The suspect also wrote he was inspired by the 2019 mass killing at two mosques in Christchurch, New Zealand, in which the gunman similarly wrote a lengthy document and livestreamed the attack.
The Buffalo suspect wrote he began seriously planning the attack in January. The document’s author also writes that he targeted this Buffalo neighborhood because it’s in a ZIP code that “has the highest Black percentage that is close enough to where I live.”
Indeed, the ZIP code that includes the store, 14208, is 78% Black, the highest percentage of Black population of any ZIP code in upstate New York, according to the US Census Bureau’s 2020 American Community Survey. The shooting suspect is from the town of Conklin, New York, a three-and-a-half-hour drive from Buffalo near the Pennsylvania border.
The document also states the suspect bought the main gun he used, a Bushmaster XM-15, from a gun store before “illegally modifying it.”
“We are obviously going through (the document) with a fine-toothed comb and reviewing that for all evidence,” prosecutor Flynn told CNN.
Suspect made ‘ominous’ threat last year
A year ago, the suspect landed on the radar of police as a student at Susquehanna Valley High School, officials said.
He made an “ominous” reference to murder-suicide through a virtual learning platform in June, the Susquehanna Valley Central School District said Monday. Though the threat was not specific and did not involve other students, the instructor immediately informed an administrator who escalated the matter to New York State Police, a spokesperson told CNN, adding the law limits what more school officials can say.
Concern arose after the suspect turned in a high school project about murder-suicides, leading to a state police investigation, said Garcia, the sheriff.
“The state police arrived at his house at that point last year,” he said. “He stayed at a facility — I’m not sure if it was a hospital or a mental health facility — for a day and a half.”
State police investigated an unnamed 17-year-old student who had made “a threatening statement” in June at the high school, they confirmed. The student was taken into custody and to a hospital for a mental health evaluation.
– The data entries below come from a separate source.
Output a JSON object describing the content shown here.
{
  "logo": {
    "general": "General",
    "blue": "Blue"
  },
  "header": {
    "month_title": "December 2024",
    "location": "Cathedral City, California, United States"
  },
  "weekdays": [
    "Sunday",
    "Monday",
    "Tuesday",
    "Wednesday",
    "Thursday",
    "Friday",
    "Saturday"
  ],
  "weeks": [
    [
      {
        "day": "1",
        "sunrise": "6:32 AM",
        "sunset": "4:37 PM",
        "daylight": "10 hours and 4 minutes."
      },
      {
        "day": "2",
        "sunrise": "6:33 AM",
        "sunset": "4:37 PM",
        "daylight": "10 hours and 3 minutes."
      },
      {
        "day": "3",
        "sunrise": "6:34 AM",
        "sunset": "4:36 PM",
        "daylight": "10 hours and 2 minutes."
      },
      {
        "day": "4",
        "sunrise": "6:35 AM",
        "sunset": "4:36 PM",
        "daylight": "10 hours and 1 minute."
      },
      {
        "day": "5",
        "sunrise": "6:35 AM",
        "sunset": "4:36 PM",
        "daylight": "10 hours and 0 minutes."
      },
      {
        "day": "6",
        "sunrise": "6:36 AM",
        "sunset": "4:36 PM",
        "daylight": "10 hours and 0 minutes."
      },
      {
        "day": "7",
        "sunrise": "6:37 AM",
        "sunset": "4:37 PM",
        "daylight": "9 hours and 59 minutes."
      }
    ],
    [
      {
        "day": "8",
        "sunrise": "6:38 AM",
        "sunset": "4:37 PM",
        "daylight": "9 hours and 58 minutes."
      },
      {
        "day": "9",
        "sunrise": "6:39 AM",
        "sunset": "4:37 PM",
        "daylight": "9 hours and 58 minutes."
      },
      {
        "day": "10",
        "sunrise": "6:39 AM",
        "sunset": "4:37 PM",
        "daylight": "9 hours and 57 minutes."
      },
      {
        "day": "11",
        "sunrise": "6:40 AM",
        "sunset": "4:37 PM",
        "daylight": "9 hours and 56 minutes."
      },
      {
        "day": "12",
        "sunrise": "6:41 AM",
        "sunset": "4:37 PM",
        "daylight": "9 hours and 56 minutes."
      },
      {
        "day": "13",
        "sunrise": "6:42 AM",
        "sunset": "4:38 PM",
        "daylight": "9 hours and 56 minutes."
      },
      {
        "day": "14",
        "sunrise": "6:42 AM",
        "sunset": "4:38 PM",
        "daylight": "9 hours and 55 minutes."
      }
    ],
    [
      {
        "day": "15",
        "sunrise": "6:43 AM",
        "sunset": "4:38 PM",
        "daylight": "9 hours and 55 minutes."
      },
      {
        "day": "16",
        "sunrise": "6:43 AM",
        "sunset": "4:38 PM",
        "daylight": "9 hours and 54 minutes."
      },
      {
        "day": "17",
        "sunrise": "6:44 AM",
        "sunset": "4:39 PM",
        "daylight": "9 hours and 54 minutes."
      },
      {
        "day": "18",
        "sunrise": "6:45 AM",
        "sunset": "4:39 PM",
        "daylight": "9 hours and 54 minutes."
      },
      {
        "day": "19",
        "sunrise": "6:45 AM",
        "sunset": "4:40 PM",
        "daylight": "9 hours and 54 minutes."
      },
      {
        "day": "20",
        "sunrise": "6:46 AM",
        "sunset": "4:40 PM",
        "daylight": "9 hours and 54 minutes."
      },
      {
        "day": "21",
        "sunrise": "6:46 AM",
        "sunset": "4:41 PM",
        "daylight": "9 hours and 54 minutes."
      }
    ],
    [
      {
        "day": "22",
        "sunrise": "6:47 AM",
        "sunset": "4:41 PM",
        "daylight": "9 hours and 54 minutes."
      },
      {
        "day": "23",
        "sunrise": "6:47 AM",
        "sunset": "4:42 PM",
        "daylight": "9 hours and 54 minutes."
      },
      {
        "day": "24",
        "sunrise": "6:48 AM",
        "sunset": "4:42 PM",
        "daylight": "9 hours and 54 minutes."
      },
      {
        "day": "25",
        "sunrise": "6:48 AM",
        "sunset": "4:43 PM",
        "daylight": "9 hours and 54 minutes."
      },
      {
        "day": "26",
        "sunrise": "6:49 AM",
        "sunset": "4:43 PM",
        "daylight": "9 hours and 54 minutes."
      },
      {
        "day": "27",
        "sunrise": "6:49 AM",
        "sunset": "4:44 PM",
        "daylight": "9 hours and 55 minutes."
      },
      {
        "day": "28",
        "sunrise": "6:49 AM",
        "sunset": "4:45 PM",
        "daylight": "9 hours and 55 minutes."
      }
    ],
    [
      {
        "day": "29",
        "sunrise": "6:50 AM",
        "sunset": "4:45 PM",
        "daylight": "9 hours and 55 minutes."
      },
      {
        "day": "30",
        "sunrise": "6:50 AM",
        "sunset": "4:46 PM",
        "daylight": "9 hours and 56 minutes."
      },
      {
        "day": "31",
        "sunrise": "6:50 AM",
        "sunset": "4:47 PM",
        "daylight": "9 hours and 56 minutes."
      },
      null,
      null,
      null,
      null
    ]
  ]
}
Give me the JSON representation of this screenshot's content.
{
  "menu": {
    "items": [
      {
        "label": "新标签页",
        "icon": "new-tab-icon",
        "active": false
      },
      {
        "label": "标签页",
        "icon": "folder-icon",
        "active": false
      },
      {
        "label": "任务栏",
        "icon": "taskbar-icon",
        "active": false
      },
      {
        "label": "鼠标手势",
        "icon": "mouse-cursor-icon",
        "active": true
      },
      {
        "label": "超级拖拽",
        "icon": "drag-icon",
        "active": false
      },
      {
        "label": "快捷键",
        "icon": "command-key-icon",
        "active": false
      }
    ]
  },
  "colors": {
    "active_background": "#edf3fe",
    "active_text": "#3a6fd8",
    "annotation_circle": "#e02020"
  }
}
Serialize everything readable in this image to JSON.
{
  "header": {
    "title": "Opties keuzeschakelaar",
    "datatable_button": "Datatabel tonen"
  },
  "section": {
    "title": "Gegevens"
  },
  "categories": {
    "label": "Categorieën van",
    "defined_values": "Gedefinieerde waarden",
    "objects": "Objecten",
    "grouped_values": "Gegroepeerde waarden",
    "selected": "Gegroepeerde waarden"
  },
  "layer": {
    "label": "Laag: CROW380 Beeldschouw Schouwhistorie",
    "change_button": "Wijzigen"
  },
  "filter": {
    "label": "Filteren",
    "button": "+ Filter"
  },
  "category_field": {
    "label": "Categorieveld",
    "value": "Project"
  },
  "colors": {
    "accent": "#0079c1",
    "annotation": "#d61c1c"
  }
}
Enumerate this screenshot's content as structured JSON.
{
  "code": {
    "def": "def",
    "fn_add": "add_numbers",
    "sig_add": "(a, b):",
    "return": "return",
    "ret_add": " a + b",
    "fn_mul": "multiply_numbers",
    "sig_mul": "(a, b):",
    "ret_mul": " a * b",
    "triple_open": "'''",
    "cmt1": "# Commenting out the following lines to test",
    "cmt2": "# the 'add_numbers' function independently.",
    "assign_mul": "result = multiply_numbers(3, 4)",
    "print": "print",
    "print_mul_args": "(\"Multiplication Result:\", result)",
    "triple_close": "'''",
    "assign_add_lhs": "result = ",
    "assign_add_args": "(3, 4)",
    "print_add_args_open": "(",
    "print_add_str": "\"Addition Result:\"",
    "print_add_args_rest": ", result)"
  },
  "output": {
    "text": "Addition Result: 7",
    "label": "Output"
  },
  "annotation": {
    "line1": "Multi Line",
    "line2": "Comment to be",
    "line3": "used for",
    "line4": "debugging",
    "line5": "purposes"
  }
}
It was not the sort of involuntary commitment that would have precluded the suspect from purchasing a weapon, state police spokesperson Beau Duffy said.